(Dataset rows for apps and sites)

- - -

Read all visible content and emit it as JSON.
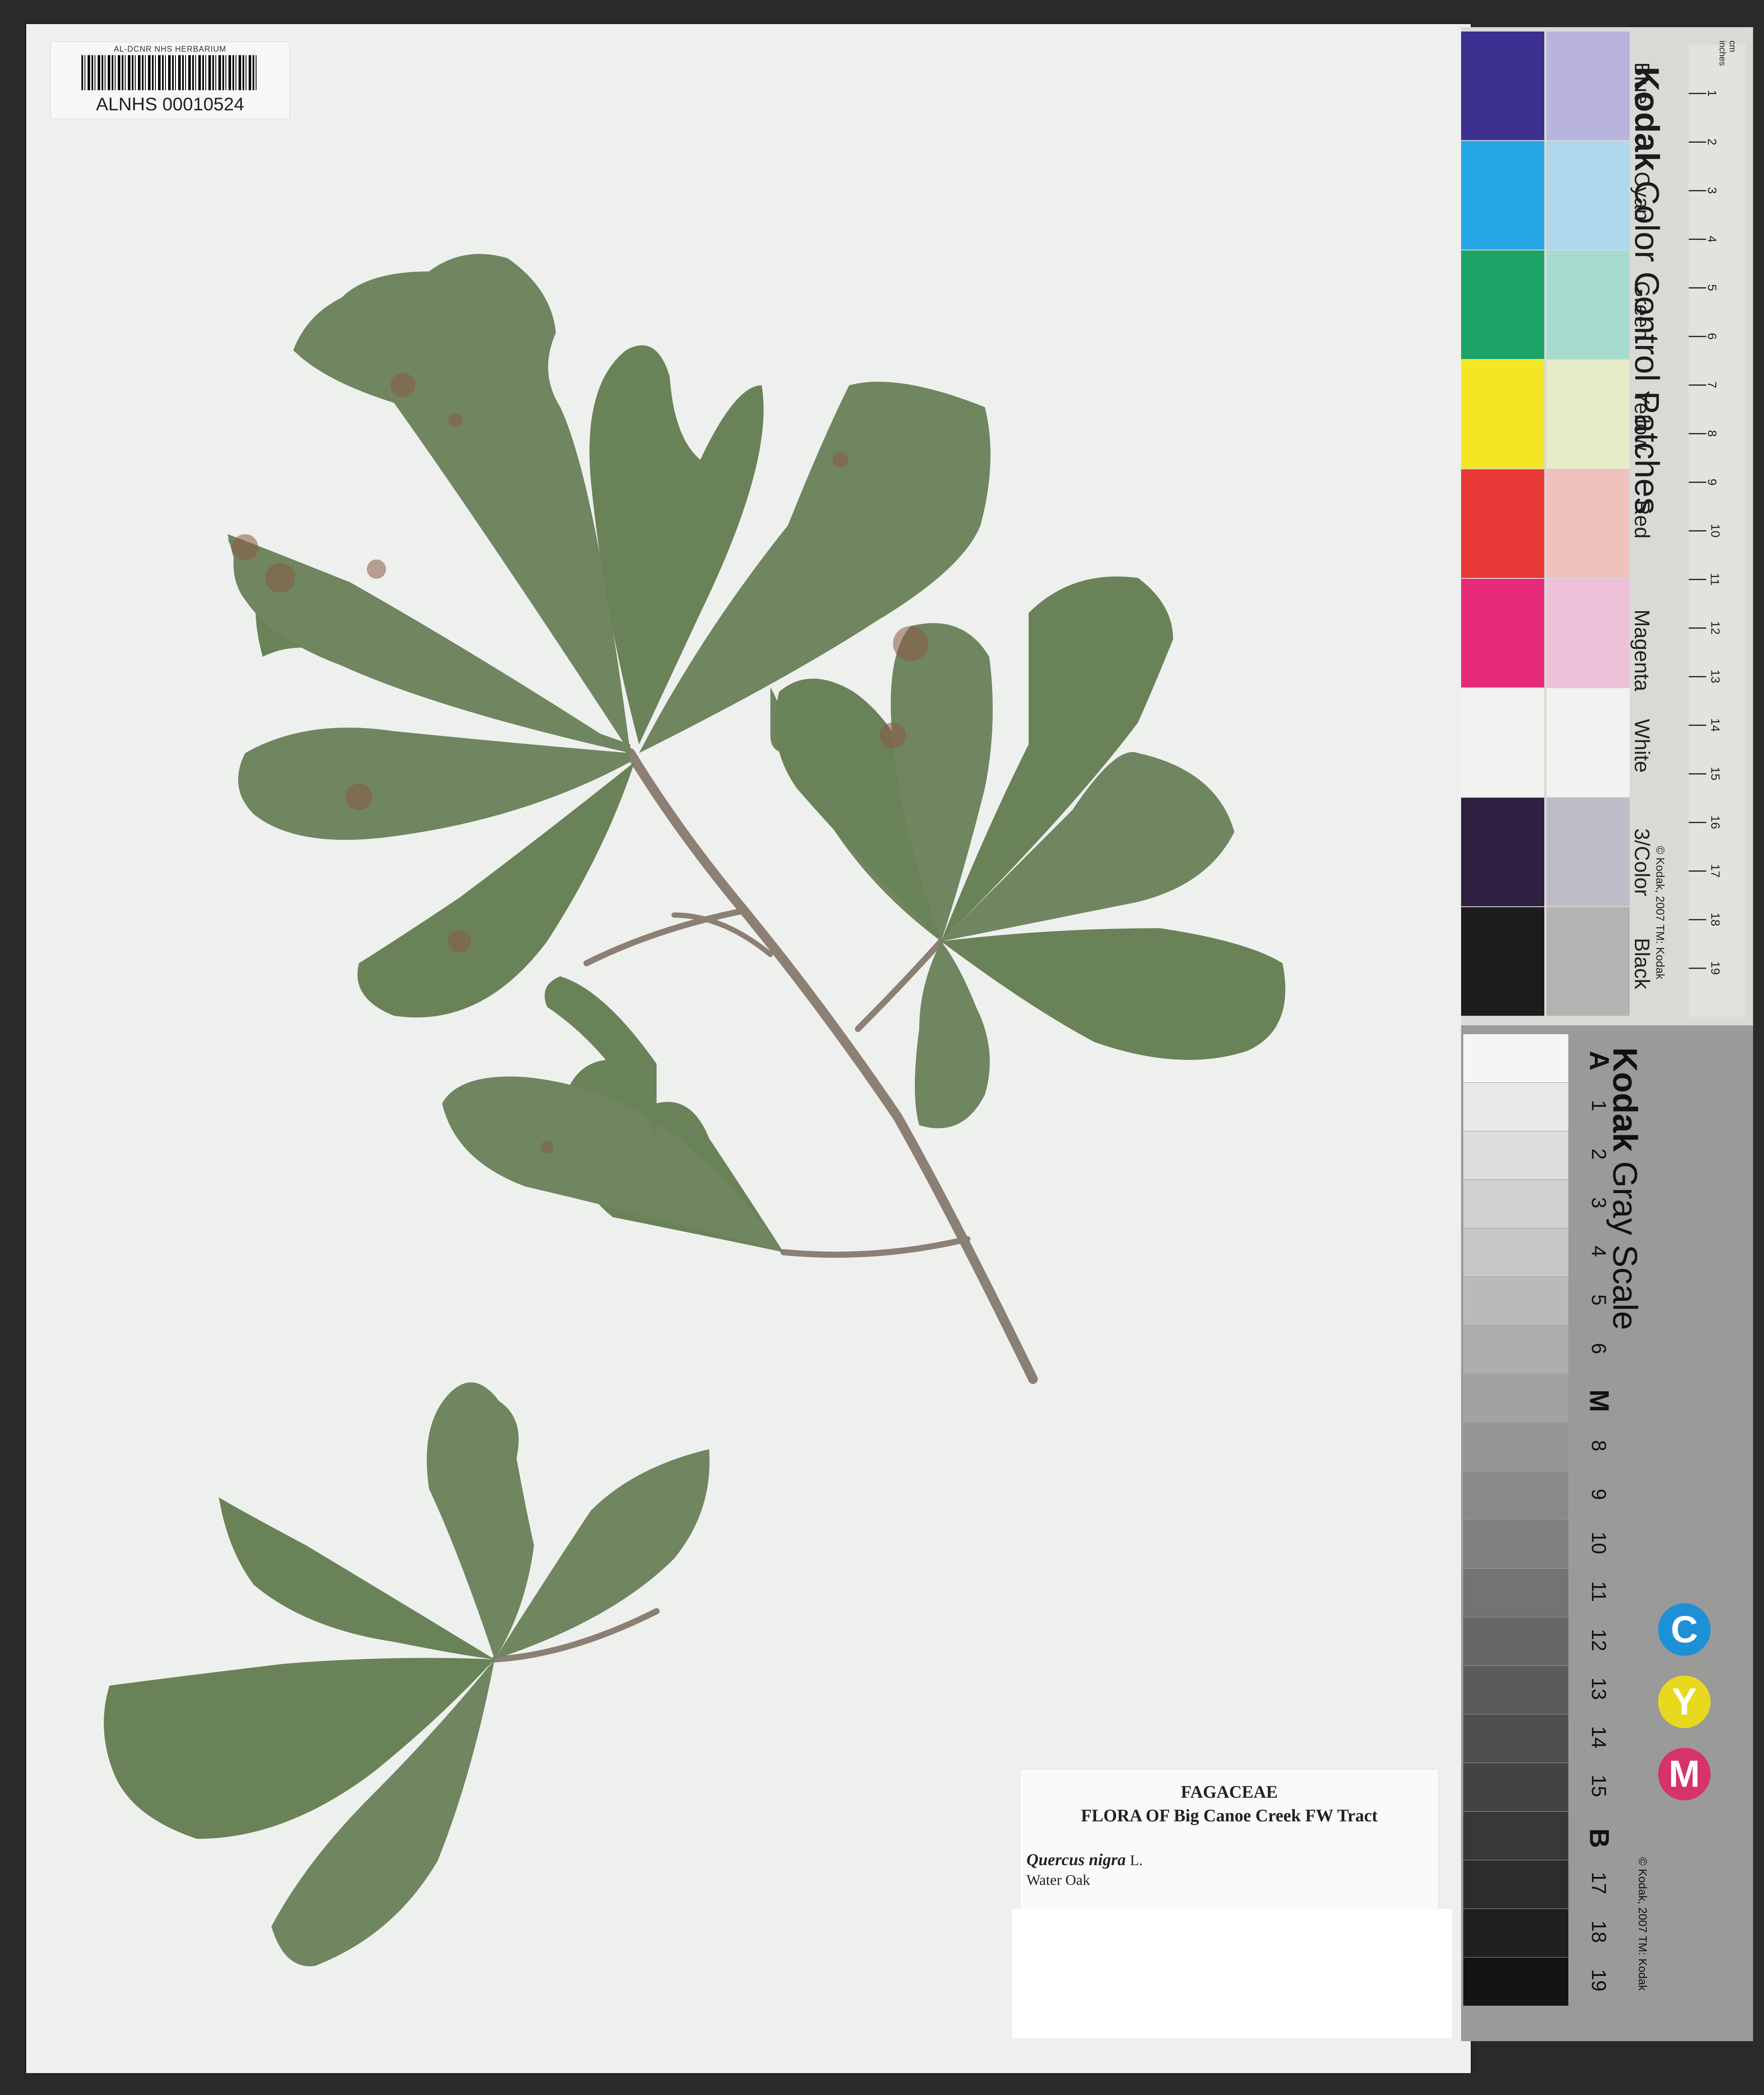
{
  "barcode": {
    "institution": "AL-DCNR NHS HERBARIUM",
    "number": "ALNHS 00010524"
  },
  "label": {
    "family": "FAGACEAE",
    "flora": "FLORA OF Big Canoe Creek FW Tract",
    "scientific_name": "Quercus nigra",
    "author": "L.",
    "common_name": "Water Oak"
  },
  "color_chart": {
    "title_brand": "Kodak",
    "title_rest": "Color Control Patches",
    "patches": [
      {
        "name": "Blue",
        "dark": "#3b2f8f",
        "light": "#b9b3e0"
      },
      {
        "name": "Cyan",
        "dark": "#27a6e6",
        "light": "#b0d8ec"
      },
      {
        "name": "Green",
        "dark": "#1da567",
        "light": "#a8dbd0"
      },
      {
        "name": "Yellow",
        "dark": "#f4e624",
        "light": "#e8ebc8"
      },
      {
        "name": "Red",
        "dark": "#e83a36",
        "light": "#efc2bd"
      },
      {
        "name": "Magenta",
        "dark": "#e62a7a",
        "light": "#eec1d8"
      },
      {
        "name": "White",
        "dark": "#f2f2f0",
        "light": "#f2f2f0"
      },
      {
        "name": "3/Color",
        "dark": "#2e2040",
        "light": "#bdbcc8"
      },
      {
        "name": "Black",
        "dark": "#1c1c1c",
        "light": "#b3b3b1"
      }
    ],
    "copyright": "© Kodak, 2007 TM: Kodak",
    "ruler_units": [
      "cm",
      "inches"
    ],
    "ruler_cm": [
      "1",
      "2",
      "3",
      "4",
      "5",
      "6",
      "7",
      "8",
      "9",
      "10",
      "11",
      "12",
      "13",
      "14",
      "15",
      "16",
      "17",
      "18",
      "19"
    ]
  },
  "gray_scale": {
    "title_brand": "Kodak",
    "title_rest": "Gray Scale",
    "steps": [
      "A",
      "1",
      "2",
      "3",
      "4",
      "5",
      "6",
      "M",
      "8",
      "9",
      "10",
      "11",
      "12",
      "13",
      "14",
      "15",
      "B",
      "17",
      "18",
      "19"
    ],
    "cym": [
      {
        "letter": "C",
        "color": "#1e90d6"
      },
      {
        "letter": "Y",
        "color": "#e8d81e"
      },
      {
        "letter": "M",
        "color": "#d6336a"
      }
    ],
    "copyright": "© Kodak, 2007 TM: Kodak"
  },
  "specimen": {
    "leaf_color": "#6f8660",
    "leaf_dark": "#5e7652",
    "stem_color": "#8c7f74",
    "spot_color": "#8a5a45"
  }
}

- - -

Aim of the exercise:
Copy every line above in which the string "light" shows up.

Written solution:
        "light": "#b9b3e0"
        "light": "#b0d8ec"
        "light": "#a8dbd0"
        "light": "#e8ebc8"
        "light": "#efc2bd"
        "light": "#eec1d8"
        "light": "#f2f2f0"
        "light": "#bdbcc8"
        "light": "#b3b3b1"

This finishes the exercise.